Vascular Endothelial Growth Factor (VEGF) is a protein that promotes the formation of new blood vessels. While generally beneficial for wound healing and in the formation of the circulatory system, excessive VEGF production can be detrimental in certain ocular conditions. Anti-VEGF injections inhibit the action of VEGF, thereby curbing abnormal blood vessel growth and fluid leakage in the eye, which are often the underlying causes of vision loss in diseases such as age-related macular degeneration (AMD), diabetic retinopathy, and retinal vein occlusion.
Indications for Anti-VEGF Therapy
Wet AMD: Characterized by the abnormal growth of blood vessels in the macula, the central part of the retina. These vessels tend to leak fluid, leading to scarring and a rapid loss of central vision.
2. Diabetic Retinopathy
a. Proliferative diabetic retinopathy (PDR): Late-stage diabetic eye disease characterized by the growth of fragile blood vessels that can bleed into the vitreous, causing severe vision impairment.
b. Diabetic macular edema (DME): A complication of diabetic retinopathy, DME involves the swelling of the macula due to fluid accumulation.
3. Retinal Vein Occlusion: A blockage in the retinal vein leads to swelling and hemorrhages, causing vision loss. Anti-VEGF treatment may minimize swelling and improve vision.
Macular edema secondary to uveitis
Choroidal neovascularization not related to AMD
Rubeosis secondary to any cause
Local Anesthesia: Topical anesthetic drops are applied to numb the eye surface.
Sterilization: The eye and surrounding areas are disinfected with brown coloured povidone iodine.
Injection: A fine needle delivers the anti-VEGF medication into the vitreous, the gel-like substance in the eye’s center.
Prescription of antibiotic drops to prevent infection
Follow-up visits for monitoring the eye’s response to treatment
Additional injections might be necessary, depending on the disease’s progression.
Irritation and watering: Hypersensitivity to the disinfecting medication might result in redness, itching, and irritation.
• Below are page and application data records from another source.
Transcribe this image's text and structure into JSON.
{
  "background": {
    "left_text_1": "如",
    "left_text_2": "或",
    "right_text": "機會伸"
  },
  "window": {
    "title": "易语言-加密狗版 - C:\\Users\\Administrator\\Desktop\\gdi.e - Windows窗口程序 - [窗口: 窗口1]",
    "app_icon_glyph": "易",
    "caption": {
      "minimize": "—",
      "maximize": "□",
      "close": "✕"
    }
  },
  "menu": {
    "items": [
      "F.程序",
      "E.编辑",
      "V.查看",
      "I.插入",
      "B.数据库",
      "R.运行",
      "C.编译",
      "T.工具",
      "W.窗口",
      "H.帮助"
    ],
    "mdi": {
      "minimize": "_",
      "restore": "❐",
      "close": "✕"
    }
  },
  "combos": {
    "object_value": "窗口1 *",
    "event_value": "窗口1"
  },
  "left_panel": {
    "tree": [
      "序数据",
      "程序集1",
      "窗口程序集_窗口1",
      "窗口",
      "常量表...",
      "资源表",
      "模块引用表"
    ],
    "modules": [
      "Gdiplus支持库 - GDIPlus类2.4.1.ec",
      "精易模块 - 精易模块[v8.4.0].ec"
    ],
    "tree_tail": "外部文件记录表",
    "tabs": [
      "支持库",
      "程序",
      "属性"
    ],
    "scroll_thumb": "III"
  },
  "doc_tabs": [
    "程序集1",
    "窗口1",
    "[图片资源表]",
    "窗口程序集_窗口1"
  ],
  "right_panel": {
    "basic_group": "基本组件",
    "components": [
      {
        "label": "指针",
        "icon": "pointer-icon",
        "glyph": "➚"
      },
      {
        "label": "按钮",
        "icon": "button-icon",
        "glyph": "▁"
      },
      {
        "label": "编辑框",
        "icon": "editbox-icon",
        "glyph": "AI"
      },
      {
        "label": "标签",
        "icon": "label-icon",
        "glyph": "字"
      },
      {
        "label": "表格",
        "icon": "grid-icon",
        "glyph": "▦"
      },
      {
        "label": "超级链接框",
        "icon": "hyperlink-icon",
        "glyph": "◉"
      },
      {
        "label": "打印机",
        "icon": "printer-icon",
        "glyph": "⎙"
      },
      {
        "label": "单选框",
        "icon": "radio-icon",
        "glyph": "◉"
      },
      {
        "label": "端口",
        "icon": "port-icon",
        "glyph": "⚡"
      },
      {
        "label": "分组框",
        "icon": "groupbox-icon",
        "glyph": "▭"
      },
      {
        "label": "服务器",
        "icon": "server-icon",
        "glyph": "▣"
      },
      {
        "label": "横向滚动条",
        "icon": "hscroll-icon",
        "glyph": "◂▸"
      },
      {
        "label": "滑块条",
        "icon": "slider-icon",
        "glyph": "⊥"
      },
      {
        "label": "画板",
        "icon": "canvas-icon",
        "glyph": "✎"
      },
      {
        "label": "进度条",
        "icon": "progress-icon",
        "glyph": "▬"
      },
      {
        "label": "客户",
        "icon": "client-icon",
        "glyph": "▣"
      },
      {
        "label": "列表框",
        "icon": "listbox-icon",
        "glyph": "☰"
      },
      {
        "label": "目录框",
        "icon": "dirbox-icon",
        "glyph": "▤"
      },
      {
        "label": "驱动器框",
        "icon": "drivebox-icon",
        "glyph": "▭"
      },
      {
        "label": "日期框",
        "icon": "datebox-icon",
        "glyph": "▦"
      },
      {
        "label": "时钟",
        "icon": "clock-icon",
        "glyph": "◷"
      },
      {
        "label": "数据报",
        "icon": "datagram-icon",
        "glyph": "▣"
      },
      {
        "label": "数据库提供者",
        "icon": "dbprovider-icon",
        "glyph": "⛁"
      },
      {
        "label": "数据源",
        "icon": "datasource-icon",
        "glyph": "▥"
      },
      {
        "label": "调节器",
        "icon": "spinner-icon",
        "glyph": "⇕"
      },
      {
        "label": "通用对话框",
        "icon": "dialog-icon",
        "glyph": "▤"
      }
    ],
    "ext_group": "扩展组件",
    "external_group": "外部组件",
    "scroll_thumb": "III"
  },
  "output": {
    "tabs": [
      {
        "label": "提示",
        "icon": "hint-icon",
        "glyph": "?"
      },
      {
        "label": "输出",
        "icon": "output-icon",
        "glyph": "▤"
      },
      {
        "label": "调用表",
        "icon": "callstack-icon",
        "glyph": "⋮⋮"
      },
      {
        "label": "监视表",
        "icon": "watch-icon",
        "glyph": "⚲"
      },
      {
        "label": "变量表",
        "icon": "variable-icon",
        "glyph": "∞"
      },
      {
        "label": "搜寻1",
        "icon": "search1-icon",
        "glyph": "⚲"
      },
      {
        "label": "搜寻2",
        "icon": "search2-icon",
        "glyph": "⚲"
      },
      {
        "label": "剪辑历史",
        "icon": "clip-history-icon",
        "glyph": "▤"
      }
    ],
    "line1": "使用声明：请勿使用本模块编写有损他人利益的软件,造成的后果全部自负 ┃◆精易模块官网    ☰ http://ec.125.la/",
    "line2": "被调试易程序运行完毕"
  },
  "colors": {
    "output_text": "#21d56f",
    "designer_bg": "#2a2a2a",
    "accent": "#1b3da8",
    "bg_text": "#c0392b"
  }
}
This usually lasts for 24-48 hours maximum.
Subconjunctival Hemorrhage: Bleeding at the injection site can occur but typically resolves without treatment in 10-14 days.
Increased Intraocular Pressure: Temporary spikes in eye pressure are common but generally resolve within a day.
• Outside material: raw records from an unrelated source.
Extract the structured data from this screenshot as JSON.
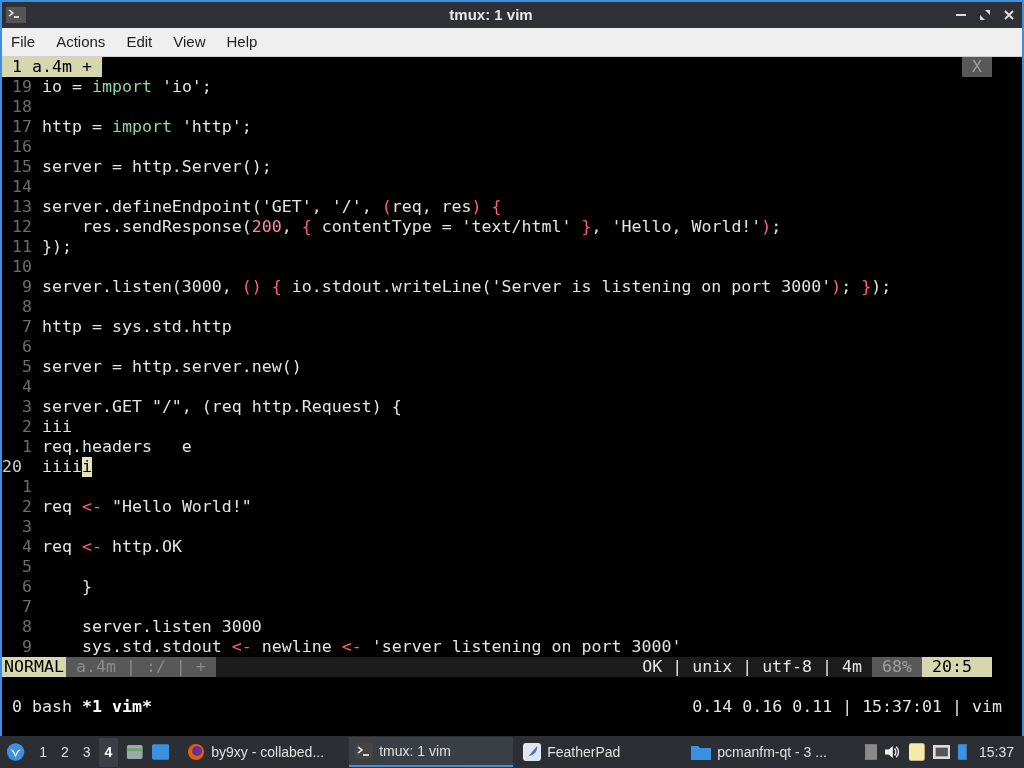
{
  "window": {
    "title": "tmux: 1 vim"
  },
  "menu": [
    "File",
    "Actions",
    "Edit",
    "View",
    "Help"
  ],
  "vim_tabs": [
    {
      "label": "1 a.4m +",
      "selected": true
    }
  ],
  "vim_close_tab": "X",
  "lines": [
    {
      "number": "19",
      "current": false,
      "segments": [
        {
          "text": "io = ",
          "kind": "plain"
        },
        {
          "text": "import",
          "kind": "keyword"
        },
        {
          "text": " 'io';",
          "kind": "plain"
        }
      ]
    },
    {
      "number": "18",
      "current": false
    },
    {
      "number": "17",
      "current": false,
      "segments": [
        {
          "text": "http = ",
          "kind": "plain"
        },
        {
          "text": "import",
          "kind": "keyword"
        },
        {
          "text": " 'http';",
          "kind": "plain"
        }
      ]
    },
    {
      "number": "16",
      "current": false
    },
    {
      "number": "15",
      "current": false,
      "segments": [
        {
          "text": "server = http.Server();",
          "kind": "plain"
        }
      ]
    },
    {
      "number": "14",
      "current": false
    },
    {
      "number": "13",
      "current": false,
      "segments": [
        {
          "text": "server.defineEndpoint('GET', '/', ",
          "kind": "plain"
        },
        {
          "text": "(",
          "kind": "punct"
        },
        {
          "text": "req, res",
          "kind": "plain"
        },
        {
          "text": ")",
          "kind": "punct"
        },
        {
          "text": " {",
          "kind": "punct"
        }
      ]
    },
    {
      "number": "12",
      "current": false,
      "segments": [
        {
          "text": "    res.sendResponse(",
          "kind": "plain"
        },
        {
          "text": "200",
          "kind": "number"
        },
        {
          "text": ", ",
          "kind": "plain"
        },
        {
          "text": "{",
          "kind": "punct"
        },
        {
          "text": " contentType = 'text/html' ",
          "kind": "plain"
        },
        {
          "text": "}",
          "kind": "punct"
        },
        {
          "text": ", 'Hello, World!'",
          "kind": "plain"
        },
        {
          "text": ")",
          "kind": "punct"
        },
        {
          "text": ";",
          "kind": "plain"
        }
      ]
    },
    {
      "number": "11",
      "current": false,
      "segments": [
        {
          "text": "});",
          "kind": "plain"
        }
      ]
    },
    {
      "number": "10",
      "current": false
    },
    {
      "number": "9",
      "current": false,
      "segments": [
        {
          "text": "server.listen(3000, ",
          "kind": "plain"
        },
        {
          "text": "()",
          "kind": "punct"
        },
        {
          "text": " {",
          "kind": "punct"
        },
        {
          "text": " io.stdout.writeLine(",
          "kind": "plain"
        },
        {
          "text": "'Server is listening on port 3000'",
          "kind": "plain"
        },
        {
          "text": ")",
          "kind": "punct"
        },
        {
          "text": "; ",
          "kind": "plain"
        },
        {
          "text": "}",
          "kind": "punct"
        },
        {
          "text": ");",
          "kind": "plain"
        }
      ]
    },
    {
      "number": "8",
      "current": false
    },
    {
      "number": "7",
      "current": false,
      "segments": [
        {
          "text": "http = sys.std.http",
          "kind": "plain"
        }
      ]
    },
    {
      "number": "6",
      "current": false
    },
    {
      "number": "5",
      "current": false,
      "segments": [
        {
          "text": "server = http.server.new()",
          "kind": "plain"
        }
      ]
    },
    {
      "number": "4",
      "current": false
    },
    {
      "number": "3",
      "current": false,
      "segments": [
        {
          "text": "server.GET \"/\", (req http.Request) {",
          "kind": "plain"
        }
      ]
    },
    {
      "number": "2",
      "current": false,
      "segments": [
        {
          "text": "iii",
          "kind": "plain"
        }
      ]
    },
    {
      "number": "1",
      "current": false,
      "segments": [
        {
          "text": "req.headers   e",
          "kind": "plain"
        }
      ]
    },
    {
      "number": "20",
      "current": true,
      "segments": [
        {
          "text": "iiii",
          "kind": "plain"
        },
        {
          "text": "i",
          "kind": "cursor"
        }
      ]
    },
    {
      "number": "1",
      "current": false
    },
    {
      "number": "2",
      "current": false,
      "segments": [
        {
          "text": "req ",
          "kind": "plain"
        },
        {
          "text": "<-",
          "kind": "punct"
        },
        {
          "text": " \"Hello World!\"",
          "kind": "plain"
        }
      ]
    },
    {
      "number": "3",
      "current": false
    },
    {
      "number": "4",
      "current": false,
      "segments": [
        {
          "text": "req ",
          "kind": "plain"
        },
        {
          "text": "<-",
          "kind": "punct"
        },
        {
          "text": " http.OK",
          "kind": "plain"
        }
      ]
    },
    {
      "number": "5",
      "current": false
    },
    {
      "number": "6",
      "current": false,
      "segments": [
        {
          "text": "    }",
          "kind": "plain"
        }
      ]
    },
    {
      "number": "7",
      "current": false
    },
    {
      "number": "8",
      "current": false,
      "segments": [
        {
          "text": "    server.listen 3000",
          "kind": "plain"
        }
      ]
    },
    {
      "number": "9",
      "current": false,
      "segments": [
        {
          "text": "    sys.std.stdout ",
          "kind": "plain"
        },
        {
          "text": "<-",
          "kind": "punct"
        },
        {
          "text": " newline ",
          "kind": "plain"
        },
        {
          "text": "<-",
          "kind": "punct"
        },
        {
          "text": " 'server listening on port 3000'",
          "kind": "plain"
        }
      ]
    }
  ],
  "statusline": {
    "mode": "NORMAL",
    "file_info": "a.4m | :/ | +",
    "right_info": "OK | unix | utf-8 | 4m",
    "percent": "68%",
    "position": "20:5"
  },
  "tmux_status": {
    "windows": [
      {
        "label": "0 bash",
        "selected": false
      },
      {
        "label": "*1 vim*",
        "selected": true
      }
    ],
    "right": "0.14 0.16 0.11 | 15:37:01 | vim"
  },
  "taskbar": {
    "workspaces": [
      {
        "label": "1",
        "selected": false
      },
      {
        "label": "2",
        "selected": false
      },
      {
        "label": "3",
        "selected": false
      },
      {
        "label": "4",
        "selected": true
      }
    ],
    "tasks": [
      {
        "label": "by9xy - collabed...",
        "kind": "browser",
        "selected": false
      },
      {
        "label": "tmux: 1 vim",
        "kind": "terminal",
        "selected": true
      },
      {
        "label": "FeatherPad",
        "kind": "editor",
        "selected": false
      },
      {
        "label": "pcmanfm-qt - 3 ...",
        "kind": "folder",
        "selected": false
      }
    ],
    "clock": "15:37"
  }
}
Retinal Detachment: Rarely mechanical injury from the injection could lead to a detachment of the retina.
Infection: Though very rare, endophthalmitis, an infection of the internal structures of the eye, can occur. This is a serious complication. Immediate medical attention is required. Significant drop in vision associated with severe pain is usually the initial presentation. Urgent medical treatment is required.
Alternative Treatment Options
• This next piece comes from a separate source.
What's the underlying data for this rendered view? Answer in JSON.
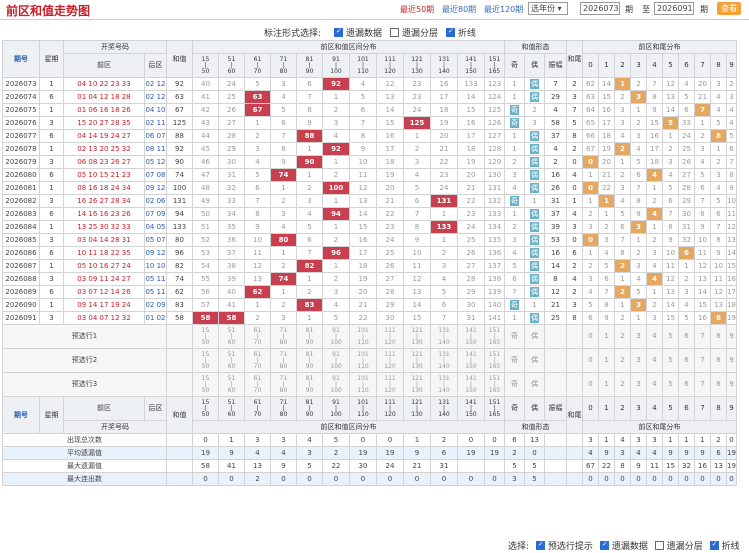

Photodynamic Therapy (PDT): A light-activated drug is used to seal off leaking blood vessels. Rarely used today because of scarring.
Laser Coagulation: High-energy light burns and seals the abnormal vessels but is rarely used today due to high risk of scarring.
For Diabetic Retinopathy
Panretinal Photocoagulation: Laser treatment to shrink abnormal blood vessels.
Vitrectomy: Surgical removal of the vitreous gel to clear blood and scar tissue.
For Retinal Vein Occlusion
Corticosteroid Implants: Steroids can reduce macular edema but come with a higher risk of complications like cataract formation and glaucoma.
Anti-VEGF injections are a pivotal treatment option for several vision-threatening diseases. However, the procedure comes with its set of risks and complications that require a comprehensive discussion with your healthcare provider. Multiple treatment sessions may be necessary for optimal outcomes. Alternative therapies do exist but are generally considered less effective or riskier.
For personalized advice, consult your ophthalmologist to discuss the most suitable treatment options for your condition.
Disclaimer: This information is not a substitute for professional medical advice, diagnosis, or treatment. Always seek the advice of your physician or other qualified health providers with any questions you may have regarding a medical condition.